== Dataset entries ==
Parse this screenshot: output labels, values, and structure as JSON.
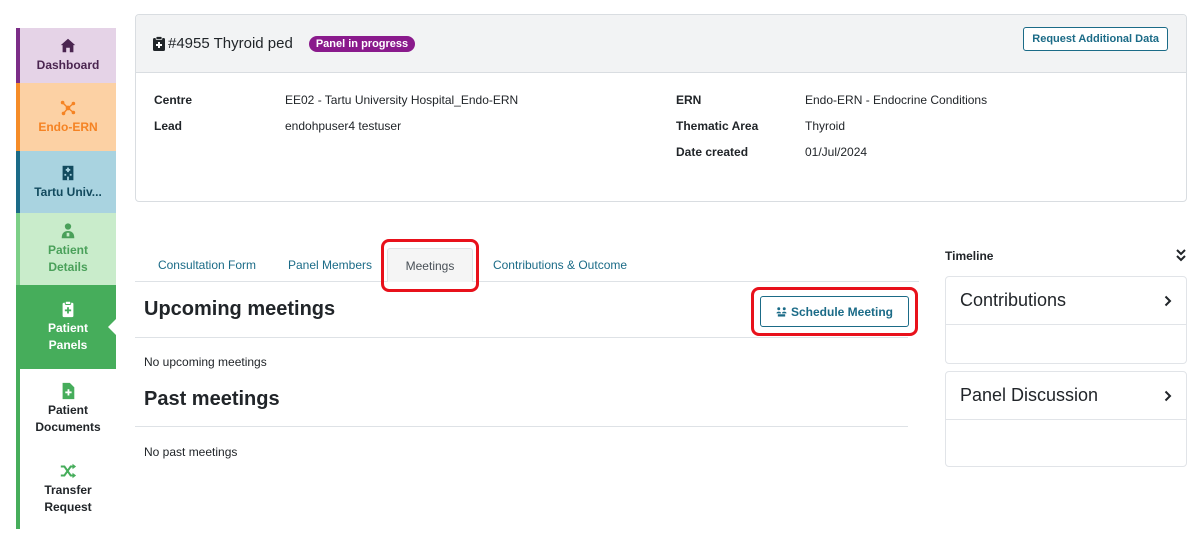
{
  "sidebar": {
    "items": [
      {
        "label": "Dashboard",
        "icon": "home-icon"
      },
      {
        "label": "Endo-ERN",
        "icon": "network-icon"
      },
      {
        "label": "Tartu Univ...",
        "icon": "hospital-icon"
      },
      {
        "label": "Patient Details",
        "icon": "patient-icon"
      },
      {
        "label": "Patient Panels",
        "icon": "clipboard-icon"
      },
      {
        "label": "Patient Documents",
        "icon": "document-add-icon"
      },
      {
        "label": "Transfer Request",
        "icon": "shuffle-icon"
      }
    ]
  },
  "case": {
    "title": "#4955 Thyroid ped",
    "status": "Panel in progress",
    "request_button": "Request Additional Data",
    "fields": {
      "centre_label": "Centre",
      "centre_value": "EE02 - Tartu University Hospital_Endo-ERN",
      "lead_label": "Lead",
      "lead_value": "endohpuser4 testuser",
      "ern_label": "ERN",
      "ern_value": "Endo-ERN - Endocrine Conditions",
      "thematic_label": "Thematic Area",
      "thematic_value": "Thyroid",
      "date_label": "Date created",
      "date_value": "01/Jul/2024"
    }
  },
  "tabs": [
    {
      "label": "Consultation Form"
    },
    {
      "label": "Panel Members"
    },
    {
      "label": "Meetings",
      "active": true
    },
    {
      "label": "Contributions & Outcome"
    }
  ],
  "meetings": {
    "upcoming_title": "Upcoming meetings",
    "schedule_button": "Schedule Meeting",
    "no_upcoming": "No upcoming meetings",
    "past_title": "Past meetings",
    "no_past": "No past meetings"
  },
  "timeline": {
    "title": "Timeline",
    "cards": [
      {
        "label": "Contributions"
      },
      {
        "label": "Panel Discussion"
      }
    ]
  },
  "colors": {
    "accent": "#1b6b87",
    "badge": "#8a1a8c",
    "highlight": "#e8111b",
    "panels_active": "#46ad5b"
  }
}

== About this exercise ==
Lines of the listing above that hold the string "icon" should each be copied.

== Completed task ==
        "icon": "home-icon"
        "icon": "network-icon"
        "icon": "hospital-icon"
        "icon": "patient-icon"
        "icon": "clipboard-icon"
        "icon": "document-add-icon"
        "icon": "shuffle-icon"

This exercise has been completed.